“This is the third cycle of struggle since the turn of the century. The first, from the late 1990s until the mid-2000s, saw the development of movements against corporate globalisation and neoliberalism. … A second cycle developed in 2011. In Europe it was reflected in occupations of public squares by movements … The claim that a third cycle of revolt is now emerging should be qualified in two ways. First, the struggles do not constitute a coordinated movement. … Second, none of the cycles mentioned above are universal in scope.”

Daniel Denvir: “Today’s Socialist Revival Began on the Streets of Seattle 20 Years Ago”

The global justice movement exploded onto the scene in protests against the Seattle WTO meetings twenty years ago today. The movement was far from perfect, but its anarchist, direct action-oriented politics were crucial learning experiences for a left that has today finally found its footing.”

A statement: “Leftists worldwide, stand by the protesters in Iran!”

“The following is a statement by the Iranian leftist diaspora in the United Kingdom, France and Germany who have formed a loose coalition of academics and militants to express their support for the ongoing popular uprising in Iran.”

Yavor Tarinski interviewed on “Direct democracy and the passion for political participation”

‘If we want create a radically democratic and ecological society, we will have to abandon all bureaucratic and exploitative means. It is not enough to consume ethically or vote for the lesser evil. We have to build democratic and resilient communities capable of confederating with each other so as to tackle large-scale issues. As Castoriadis has said, “an autonomous society cannot be instaurated except through the autonomous activity of the collectivity.” This might sound too general or abstract, but the direct democracy of which we are speaking represents such a paradigm shift, that must surpass both globalization and localism and can lead towards genuine social emancipation.’

Julius Gavroche: “In praise of insurrection”

“There has never been a planned revolution; revolutions occur in the heat and passion of events. Thus what we can strive for is permanent revolution.”

Dimitrina Petrova: “The Egalitarian Promise of 1989—and Its Betrayal”
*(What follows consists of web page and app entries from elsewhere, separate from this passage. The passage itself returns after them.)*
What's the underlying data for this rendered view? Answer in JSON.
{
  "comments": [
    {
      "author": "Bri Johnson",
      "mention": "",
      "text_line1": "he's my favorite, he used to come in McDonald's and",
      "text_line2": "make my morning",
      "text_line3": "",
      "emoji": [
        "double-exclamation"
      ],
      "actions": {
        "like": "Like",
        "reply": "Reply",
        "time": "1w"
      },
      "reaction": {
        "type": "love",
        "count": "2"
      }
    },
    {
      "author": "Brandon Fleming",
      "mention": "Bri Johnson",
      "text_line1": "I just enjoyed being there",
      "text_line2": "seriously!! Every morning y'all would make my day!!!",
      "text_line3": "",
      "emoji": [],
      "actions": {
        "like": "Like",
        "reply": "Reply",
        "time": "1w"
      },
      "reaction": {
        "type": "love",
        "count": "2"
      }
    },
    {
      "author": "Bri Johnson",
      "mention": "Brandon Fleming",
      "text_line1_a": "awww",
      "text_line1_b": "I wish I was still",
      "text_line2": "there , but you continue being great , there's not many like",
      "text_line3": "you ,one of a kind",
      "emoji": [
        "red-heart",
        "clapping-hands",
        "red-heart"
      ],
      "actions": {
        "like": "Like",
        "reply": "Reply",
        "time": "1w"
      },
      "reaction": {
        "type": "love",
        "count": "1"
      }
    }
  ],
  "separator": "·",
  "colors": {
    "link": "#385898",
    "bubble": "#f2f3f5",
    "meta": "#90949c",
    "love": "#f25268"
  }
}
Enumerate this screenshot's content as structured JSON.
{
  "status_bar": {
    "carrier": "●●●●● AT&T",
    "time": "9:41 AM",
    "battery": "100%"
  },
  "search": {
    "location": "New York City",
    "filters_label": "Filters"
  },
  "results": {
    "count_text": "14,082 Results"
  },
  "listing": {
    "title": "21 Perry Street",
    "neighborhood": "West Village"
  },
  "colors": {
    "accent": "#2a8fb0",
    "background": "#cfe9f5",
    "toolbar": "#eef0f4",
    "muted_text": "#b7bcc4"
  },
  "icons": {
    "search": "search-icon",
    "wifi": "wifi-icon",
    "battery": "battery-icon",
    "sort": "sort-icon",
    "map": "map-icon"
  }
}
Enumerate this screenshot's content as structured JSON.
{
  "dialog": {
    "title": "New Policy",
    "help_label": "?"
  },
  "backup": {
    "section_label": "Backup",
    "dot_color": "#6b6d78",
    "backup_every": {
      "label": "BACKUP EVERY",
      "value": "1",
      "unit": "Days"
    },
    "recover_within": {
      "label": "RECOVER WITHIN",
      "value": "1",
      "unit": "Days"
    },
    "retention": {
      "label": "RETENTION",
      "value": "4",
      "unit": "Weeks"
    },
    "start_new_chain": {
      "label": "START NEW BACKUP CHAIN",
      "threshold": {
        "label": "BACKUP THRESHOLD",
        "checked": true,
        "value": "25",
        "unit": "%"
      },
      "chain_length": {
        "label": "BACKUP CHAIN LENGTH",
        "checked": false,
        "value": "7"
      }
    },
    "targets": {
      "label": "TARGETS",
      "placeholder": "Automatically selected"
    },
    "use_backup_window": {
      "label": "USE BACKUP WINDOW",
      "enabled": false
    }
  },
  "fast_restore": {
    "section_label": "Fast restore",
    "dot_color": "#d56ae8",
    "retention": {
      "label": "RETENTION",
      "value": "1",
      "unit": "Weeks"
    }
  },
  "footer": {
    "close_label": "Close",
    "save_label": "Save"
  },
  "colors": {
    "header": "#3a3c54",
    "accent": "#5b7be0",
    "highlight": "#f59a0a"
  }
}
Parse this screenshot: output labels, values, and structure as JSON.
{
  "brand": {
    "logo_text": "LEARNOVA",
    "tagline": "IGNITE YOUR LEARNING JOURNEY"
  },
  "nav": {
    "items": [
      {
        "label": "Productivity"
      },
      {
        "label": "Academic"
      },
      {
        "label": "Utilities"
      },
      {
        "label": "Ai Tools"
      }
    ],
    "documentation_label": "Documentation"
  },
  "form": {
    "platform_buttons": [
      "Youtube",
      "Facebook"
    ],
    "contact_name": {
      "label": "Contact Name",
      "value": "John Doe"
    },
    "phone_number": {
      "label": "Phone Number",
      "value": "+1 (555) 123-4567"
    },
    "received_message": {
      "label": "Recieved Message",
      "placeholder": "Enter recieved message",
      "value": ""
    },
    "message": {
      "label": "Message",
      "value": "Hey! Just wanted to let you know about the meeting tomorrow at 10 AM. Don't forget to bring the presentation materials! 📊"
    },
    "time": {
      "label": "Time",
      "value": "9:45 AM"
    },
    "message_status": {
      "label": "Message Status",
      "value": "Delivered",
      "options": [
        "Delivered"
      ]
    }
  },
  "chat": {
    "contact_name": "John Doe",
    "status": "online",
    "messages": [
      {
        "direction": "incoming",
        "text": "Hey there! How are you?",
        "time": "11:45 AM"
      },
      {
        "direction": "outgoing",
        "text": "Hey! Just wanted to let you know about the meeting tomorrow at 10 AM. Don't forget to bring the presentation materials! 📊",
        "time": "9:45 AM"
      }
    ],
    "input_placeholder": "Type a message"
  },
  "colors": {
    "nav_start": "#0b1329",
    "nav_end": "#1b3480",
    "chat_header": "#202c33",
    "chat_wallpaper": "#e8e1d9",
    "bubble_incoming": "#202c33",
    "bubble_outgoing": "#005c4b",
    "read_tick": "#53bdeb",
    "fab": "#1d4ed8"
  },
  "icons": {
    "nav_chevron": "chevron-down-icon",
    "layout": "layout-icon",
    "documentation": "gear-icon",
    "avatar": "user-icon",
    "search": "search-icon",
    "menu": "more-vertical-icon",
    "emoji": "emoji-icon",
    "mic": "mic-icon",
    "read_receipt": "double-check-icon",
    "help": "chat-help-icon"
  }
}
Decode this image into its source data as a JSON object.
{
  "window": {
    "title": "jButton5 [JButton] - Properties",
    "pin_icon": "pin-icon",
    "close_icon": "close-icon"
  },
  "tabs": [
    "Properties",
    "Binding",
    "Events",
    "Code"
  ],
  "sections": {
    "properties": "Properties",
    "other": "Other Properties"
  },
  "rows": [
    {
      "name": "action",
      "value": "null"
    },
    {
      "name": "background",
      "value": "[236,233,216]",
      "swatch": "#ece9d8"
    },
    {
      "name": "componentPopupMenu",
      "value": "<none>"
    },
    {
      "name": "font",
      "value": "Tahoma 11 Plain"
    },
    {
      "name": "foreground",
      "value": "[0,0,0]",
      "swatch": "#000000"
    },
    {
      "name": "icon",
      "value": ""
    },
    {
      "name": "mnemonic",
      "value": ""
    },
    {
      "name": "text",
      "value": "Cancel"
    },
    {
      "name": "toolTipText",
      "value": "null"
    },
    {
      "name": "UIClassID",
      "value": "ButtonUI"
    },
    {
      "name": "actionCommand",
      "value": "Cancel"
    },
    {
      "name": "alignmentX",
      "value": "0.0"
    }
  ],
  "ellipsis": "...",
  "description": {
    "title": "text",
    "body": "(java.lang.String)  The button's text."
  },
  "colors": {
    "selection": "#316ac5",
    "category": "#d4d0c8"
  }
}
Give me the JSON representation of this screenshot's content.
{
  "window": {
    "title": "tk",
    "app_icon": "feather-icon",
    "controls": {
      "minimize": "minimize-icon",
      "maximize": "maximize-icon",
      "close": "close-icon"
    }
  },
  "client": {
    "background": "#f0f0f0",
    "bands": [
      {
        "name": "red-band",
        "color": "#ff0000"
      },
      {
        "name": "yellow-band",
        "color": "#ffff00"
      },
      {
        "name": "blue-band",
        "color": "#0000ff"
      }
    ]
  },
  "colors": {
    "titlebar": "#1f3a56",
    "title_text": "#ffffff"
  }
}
The paradox of 1989 is that communism was stormed and brought down from the left, by people with unfulfilled egalitarian aspirations, but the revolutionary road led to a new society that has been experienced as more unfair than communism.”

“Chile under a state of emergency”

‘Every protest against inequality, or the perceived assault on former “equality” and the arrogance and blindness of politicians, is today a potential spark for rebellion and insurrection. Today it is chile, lebanon, hong kong; just yesterday, it was ecuador, haiti, nicaragua, france. And if we push back the calendar to the beginning of this century, then it may rightfully be said, with Alain Badiou, that we live in times of riots.’